Do not misunderstand me. I advocate naturism. But living a Godly life MUST take priority over the pleasure and freedom of a nude lifestyle. Paraphrasing Matthew 5.29 for the textile Christian, one could just as easily read, "And if singing in the choir makes you stumble (because of that cute soprano in front of you), quit and never sing again...."
Jesus is proposing radical solutions to a major sin problem. God made us to be attracted to the opposite sex. It happens whether clothed or not. Our responsibility, whether clothed or not, is to respond to sin in a radical and immediate way. Treat sin seriously! God did! Run to God at the first hint of sin. Confess it, accept God's forgiveness, ask for His Spirit's power to overcome it, and flee from it if necessary.
You are God's precious treasure, purchased with the blood of Jesus.
Whether clothed or not, we ought to live as children of the holy King.

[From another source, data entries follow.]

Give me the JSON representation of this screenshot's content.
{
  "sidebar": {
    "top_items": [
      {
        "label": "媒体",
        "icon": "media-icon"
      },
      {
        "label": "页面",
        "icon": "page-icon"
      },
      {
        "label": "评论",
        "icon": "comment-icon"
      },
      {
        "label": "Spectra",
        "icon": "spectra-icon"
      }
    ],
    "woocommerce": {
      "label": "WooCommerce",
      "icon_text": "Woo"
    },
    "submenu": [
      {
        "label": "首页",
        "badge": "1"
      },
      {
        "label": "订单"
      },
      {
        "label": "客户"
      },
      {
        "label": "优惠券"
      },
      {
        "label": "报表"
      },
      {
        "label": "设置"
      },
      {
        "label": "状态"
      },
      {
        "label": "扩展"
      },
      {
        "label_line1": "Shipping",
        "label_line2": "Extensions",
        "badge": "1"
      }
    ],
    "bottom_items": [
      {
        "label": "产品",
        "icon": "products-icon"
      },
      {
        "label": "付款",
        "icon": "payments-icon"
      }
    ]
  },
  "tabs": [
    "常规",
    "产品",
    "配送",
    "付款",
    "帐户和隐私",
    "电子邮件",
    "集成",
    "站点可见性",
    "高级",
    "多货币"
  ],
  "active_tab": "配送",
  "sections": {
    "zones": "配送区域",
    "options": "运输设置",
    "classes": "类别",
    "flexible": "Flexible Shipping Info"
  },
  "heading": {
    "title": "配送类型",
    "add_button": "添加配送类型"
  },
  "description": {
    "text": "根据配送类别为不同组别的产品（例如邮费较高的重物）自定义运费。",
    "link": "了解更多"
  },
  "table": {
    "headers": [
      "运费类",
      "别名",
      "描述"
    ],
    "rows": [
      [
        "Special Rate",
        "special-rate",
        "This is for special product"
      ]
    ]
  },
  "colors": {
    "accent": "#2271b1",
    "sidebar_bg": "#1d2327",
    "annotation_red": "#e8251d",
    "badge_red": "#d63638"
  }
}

Enjoy your freedom in Christ and be a Godly testimony of that freedom.
Bible, New Living Translation, 1996, Tyndale House Publishers,
Inc., pp. 985, 969.
 The Merriam-Webster Dictionary, Pocket Books, 1974, p. 417.
 Aileen Goodson, Ph.D., Therapy, Nudity & Joy, Elysium Growth Press, 1991, p. 155.
 Kay Arthur, Lord, I'm Torn Between Two Masters, Multnomah Books, 1996, pp. 83-92.
Editor's Note: Though the issue of lust had previously been discussed in Fig Leaf Forum, the need to revisit this important topic was heightened as a result of the emphasis it was given by the church of Christ preacher in the debate published on this Web site and in Issue 55/56 of the newsletter. This article is from Issue 59 and was written by a Fig Leaf Forum subscriber.
Next article: The Problem With Lust
:: Debate Introduction
:: First Debate Affirmative
:: First Debate Negative
:: Second Debate Affirmative
:: Second Debate Negative
:: Final Debate Affirmative
:: Final Debate Negative
:: Does God Approve Of My Sin?
:: Letter To A Texas church Of Christ
:: A Rejoinder
:: Rejoinder Response
:: A Debate 'Post-Mortem'
:: A Letter To The Editor
:: A Letter To The Preacher
:: Reflections On Lust
:: On Lust
:: The Problem With Lust
:: What A Beautiful Tree! Is That Lust?
The Good News
:: The Gospel Of Jesus Christ